Let me put it another way. If someone were to read a piece of your writing, shorn of all branding, would they recognise it as yours? Does your writing project a voice that belongs to you?
- Good writing anticipates reader questions. It serves the reader, not the writer, and isn’t indulgent.
- Good writing is grounded in data. Ground your content in facts, not just your own opinions; your writing becomes more credible as a result.
- Good writing happens with the rewrite. Writing is hard work, and producing a less-than-perfect first draft is often depressing. But the important thing is to craft it into a coherent narrative.
- Good writers aren’t smug. Most of the really good writers I know still feel awkward calling themselves a “writer,” because that’s a term loaded with expectations. But like many achievements in life, the label seems more meaningful when it’s bestowed upon you by others.
- Good writing has a good editor. Writers get the byline and any glory. But behind the scenes, a good editor adds a lot to process. The best writing is collaborative.
- Remarkable writers absorb other writing styles through the books they read for pleasure.
- Good writers have patience. There will be days when you have absolutely nothing to add to your manuscript, and other days when you realise the end is far away and the only thing preventing you from finishing is white space. When that happens, just keep writing. Take it one sentence at a time; your persistence will pay off, and you will up with a finished book.
- Good writers are good listeners and observers. Both are excellent forms of research. What about a person’s personality intrigues you or makes you dislike them? Expound on those character traits and bring them to life. What about a person’s style of dress makes them unique?
There are so many opportunities to write and be heard today; with self-publishing and smaller, independent presses much more prevalent, this is a genuinely exciting time to be in the sector. But of course there’s also the concern that, without any creative control – without any quality checking – there are just as many opportunities to produce awful work as well.
So we need to be careful; encouraging writers to improve and learn their craft, and enabling each other to feel that their work can improve.

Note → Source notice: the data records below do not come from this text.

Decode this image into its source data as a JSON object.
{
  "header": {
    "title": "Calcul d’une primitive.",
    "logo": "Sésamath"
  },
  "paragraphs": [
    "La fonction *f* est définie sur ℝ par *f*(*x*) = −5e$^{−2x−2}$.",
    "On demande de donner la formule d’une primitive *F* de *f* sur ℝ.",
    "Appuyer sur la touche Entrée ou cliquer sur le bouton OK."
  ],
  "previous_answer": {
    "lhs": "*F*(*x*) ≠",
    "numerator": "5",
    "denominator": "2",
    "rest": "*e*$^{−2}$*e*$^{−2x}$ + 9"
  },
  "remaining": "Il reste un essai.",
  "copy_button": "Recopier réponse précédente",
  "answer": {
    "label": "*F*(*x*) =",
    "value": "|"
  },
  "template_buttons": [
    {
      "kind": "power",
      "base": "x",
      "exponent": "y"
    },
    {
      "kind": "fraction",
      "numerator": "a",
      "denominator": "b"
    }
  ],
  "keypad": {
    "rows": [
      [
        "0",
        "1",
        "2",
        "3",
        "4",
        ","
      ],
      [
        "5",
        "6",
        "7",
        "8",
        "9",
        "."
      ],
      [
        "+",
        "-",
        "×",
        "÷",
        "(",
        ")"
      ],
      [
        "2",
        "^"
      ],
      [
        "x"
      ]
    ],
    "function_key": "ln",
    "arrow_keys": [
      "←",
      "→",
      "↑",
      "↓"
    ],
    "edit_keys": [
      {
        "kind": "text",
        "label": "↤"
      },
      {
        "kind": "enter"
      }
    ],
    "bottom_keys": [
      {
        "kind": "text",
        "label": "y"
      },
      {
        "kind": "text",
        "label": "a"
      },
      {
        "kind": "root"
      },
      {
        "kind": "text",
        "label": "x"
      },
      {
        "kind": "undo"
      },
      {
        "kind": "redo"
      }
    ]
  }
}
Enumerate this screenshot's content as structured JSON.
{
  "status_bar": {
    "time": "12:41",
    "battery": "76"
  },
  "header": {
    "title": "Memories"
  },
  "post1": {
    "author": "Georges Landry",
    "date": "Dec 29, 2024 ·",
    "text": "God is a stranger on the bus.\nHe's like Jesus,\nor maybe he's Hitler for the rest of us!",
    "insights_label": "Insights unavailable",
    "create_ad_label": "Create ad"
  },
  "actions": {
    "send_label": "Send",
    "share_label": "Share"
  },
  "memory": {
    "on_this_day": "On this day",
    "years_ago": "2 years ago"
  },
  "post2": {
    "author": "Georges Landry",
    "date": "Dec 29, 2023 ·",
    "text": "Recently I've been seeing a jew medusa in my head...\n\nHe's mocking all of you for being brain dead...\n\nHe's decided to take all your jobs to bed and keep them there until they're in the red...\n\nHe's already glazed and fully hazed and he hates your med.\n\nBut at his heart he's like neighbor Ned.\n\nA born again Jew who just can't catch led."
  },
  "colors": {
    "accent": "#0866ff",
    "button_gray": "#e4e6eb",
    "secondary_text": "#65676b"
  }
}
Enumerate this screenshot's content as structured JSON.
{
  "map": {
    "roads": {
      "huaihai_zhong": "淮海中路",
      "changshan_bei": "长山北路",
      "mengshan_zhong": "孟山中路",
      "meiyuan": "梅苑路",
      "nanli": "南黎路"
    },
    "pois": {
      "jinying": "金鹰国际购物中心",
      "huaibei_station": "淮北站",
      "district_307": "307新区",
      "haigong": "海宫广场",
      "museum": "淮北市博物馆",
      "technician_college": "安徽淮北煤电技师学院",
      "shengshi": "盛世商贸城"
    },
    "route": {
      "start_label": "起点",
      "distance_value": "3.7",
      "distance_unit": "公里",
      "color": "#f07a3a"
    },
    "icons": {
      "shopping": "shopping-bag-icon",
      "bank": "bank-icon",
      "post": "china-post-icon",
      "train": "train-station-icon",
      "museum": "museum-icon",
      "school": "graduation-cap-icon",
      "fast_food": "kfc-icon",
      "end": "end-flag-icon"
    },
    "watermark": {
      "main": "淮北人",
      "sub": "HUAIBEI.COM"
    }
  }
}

We must make sure we’re open-minded, thoughtful, and accepting of language – and always improving our own style.